The ancient Silk Road town of Herat, “the pearl of Khorasan”, was historically known for its beauty and amazing historical landmarks from the Timurid Renaissance. In later years this war torn third largest city of Afghanistan has been trying to recover from decades of conflict.
Khorasan is Persian and literarily means “sunrise”. That is because the sun rises in the east and Khorasan was the major eastern region of the Persian empires of classical times. Herat, a major centre of art and learning famed for its prosperity and beauty in the Middle Ages, was rightly named a pearl of Khorasan by one of its most famous sons, the legendary poet Rumi whose grave is still preserved in the city.
What I remember best from visiting Herat 25 years ago, spending a few days with the Mujahedin fraction controlling the city and having some time seeing its sights, is the clear, high air, the strange pine tree-lined avenues of its centre and the marks of war in the faces and behaviour of people. They had just defeated the Soviet invaders but at a terrible cost.
Herat lies on a key historical gateway between Central Asia and the Persian mainland to the west. The army of Alexander the great passed here and later it became a major node on the Silk Road. Most Persian and central Asian empires of old conquered it, a few of them razing it to the ground. It was battered and torn down several times but always rose again. Its golden age was the Middle Ages before being sacked by the Mongols and then a later period as imperial capital of the Timurids who were great patrons of art and science.
Herat is a very likable city. Despite having endured military conflict, looting, and earthquakes, it has a lot to offer the historical traveller.

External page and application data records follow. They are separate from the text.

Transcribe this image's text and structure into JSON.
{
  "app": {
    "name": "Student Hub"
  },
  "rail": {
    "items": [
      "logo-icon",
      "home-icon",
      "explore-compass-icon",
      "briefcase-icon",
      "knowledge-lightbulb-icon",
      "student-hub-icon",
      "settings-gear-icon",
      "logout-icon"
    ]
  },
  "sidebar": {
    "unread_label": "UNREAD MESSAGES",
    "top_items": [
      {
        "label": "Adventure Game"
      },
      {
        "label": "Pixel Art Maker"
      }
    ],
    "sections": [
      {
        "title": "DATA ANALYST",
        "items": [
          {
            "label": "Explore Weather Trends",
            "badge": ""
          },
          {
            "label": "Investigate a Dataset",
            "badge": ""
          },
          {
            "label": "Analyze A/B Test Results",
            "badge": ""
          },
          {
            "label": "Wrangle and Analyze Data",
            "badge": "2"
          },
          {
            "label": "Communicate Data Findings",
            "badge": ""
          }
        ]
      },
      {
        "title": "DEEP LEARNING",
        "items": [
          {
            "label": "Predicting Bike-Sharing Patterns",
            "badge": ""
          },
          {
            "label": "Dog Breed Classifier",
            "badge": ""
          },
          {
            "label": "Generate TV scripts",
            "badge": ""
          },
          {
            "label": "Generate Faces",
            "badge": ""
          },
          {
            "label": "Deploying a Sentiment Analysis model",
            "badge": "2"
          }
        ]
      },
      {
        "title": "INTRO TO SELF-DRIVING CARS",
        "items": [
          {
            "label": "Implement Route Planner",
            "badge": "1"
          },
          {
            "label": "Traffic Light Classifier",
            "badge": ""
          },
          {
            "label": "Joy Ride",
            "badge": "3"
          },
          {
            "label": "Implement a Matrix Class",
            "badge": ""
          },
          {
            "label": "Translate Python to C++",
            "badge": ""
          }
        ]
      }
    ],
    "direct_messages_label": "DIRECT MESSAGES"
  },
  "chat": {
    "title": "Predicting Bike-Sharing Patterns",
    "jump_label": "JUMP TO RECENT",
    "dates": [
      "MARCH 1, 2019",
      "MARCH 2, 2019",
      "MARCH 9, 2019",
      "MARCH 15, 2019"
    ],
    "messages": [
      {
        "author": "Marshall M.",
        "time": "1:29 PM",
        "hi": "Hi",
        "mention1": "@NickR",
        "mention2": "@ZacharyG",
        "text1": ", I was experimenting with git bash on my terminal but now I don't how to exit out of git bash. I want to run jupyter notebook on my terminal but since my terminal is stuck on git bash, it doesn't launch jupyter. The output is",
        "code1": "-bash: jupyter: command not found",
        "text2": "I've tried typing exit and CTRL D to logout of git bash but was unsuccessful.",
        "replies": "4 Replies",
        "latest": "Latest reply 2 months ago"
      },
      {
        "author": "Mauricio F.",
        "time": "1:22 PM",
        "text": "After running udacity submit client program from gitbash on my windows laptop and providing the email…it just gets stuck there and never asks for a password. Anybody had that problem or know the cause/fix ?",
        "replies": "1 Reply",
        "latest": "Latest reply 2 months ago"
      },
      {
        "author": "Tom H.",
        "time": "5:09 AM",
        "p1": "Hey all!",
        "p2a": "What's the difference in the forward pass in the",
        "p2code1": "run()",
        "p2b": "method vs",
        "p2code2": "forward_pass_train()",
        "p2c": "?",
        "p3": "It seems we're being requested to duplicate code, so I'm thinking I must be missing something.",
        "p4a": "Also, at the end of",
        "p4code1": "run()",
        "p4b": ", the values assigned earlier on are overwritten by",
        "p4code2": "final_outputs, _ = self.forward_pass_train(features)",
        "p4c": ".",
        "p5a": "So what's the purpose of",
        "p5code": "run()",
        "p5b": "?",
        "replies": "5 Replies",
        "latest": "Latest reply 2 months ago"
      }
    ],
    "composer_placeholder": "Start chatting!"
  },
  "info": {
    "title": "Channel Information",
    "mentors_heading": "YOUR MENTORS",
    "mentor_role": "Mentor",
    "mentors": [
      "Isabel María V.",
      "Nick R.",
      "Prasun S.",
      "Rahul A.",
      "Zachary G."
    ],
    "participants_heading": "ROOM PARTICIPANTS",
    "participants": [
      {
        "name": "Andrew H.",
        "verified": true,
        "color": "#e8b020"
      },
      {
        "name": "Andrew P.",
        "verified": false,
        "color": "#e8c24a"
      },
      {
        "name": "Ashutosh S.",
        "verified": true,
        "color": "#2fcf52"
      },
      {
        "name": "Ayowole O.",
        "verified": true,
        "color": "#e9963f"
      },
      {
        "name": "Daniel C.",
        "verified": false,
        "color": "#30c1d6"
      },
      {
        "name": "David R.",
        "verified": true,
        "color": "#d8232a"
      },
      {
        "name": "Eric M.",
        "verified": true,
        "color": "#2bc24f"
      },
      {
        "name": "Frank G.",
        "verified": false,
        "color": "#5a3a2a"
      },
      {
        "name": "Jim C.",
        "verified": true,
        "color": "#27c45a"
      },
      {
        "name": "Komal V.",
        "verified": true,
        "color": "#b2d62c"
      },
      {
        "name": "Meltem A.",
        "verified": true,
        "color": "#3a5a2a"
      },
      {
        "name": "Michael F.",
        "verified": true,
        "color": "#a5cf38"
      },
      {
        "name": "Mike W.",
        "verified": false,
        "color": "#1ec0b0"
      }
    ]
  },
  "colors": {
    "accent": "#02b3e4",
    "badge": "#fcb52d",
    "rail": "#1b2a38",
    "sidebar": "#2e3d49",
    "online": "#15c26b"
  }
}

Just as the city, the citadel of Herat has been built up and torn down many times. Said to have been first established by Alexander, it has been the quarter of countless armies over more than 2 000 years. After decades of neglect it was thoroughly restored in 2006-2011 and is an impressive sight today though perhaps a bit over-restored.
I couldn’t get into the citadel in 1993 since it was in military use, but was left thoroughly in awe by the Friday Mosque of Herat: a famous accomplishment of Timurid architects, a great place for reflection and a feast of stunning glazed tile-decorated iwans and arcades. If you get there don’t miss the craftsmen’s workshop where they make wonderful tiles for the never-ending restoration.
Tomb of Jami
The poet and scholar Jami (Nur ad-Dīn Abd ar-Rahmān Jāmī) was born in present Afghanistan in 1414 and moved to Herat with his parents when very young. He lived and learned here, becoming a celebrated star of the Timurid Renaissance. Jami studied at the local university and held a position at the Timurid imperial court. Jami travelled around but returned to Herat where he died, probably in 1492, and received a stately funeral being buried in the northern part of the present city. The tomb is modest with a finely carved headstone and lies under a tree inside an enclosure.
Musalla complex and tomb of Goharshad
The sad remains of the musalla complex of Herat is by now a small number of minarets and two domed mausoleums. The whole complex once included a grand mosque, a medressa (religious school), more than 20 minarets and more. The musalla complex of Herat was a masterpiece of the Timurid Renaissance comparable to the most awesome Islamic architecture and the Taj Mahal is probably a faint echo of the splendour once seen here.
The musalla complex was commissioned by Goharshad Begum. She ruled the Timurid empire from Herat in the 15th century first together with Shah Rukh, the son of Tamerlane, and after his death by herself. Goharshad is entombed in the largest domed mausoleum still preserved at the site.
The musalla complex should have been world heritage by now and one of the most important historical, architectural and religious sites of all. But the complex was severely damaged by earthquakes and the grand ruins then miserably destroyed by the British army with dynamite in 1885. They blew it up to create a clear line of fire for cannons directed at the assault route of a Russian army that never came. Prints from the late 19th century before the dynamite show the remains of amazing buildings now lost forever.
Herat, the magnificent pearl of Khorasan, will no doubt return again to economic and cultural prosperity when the sun rises again over Afghanistan.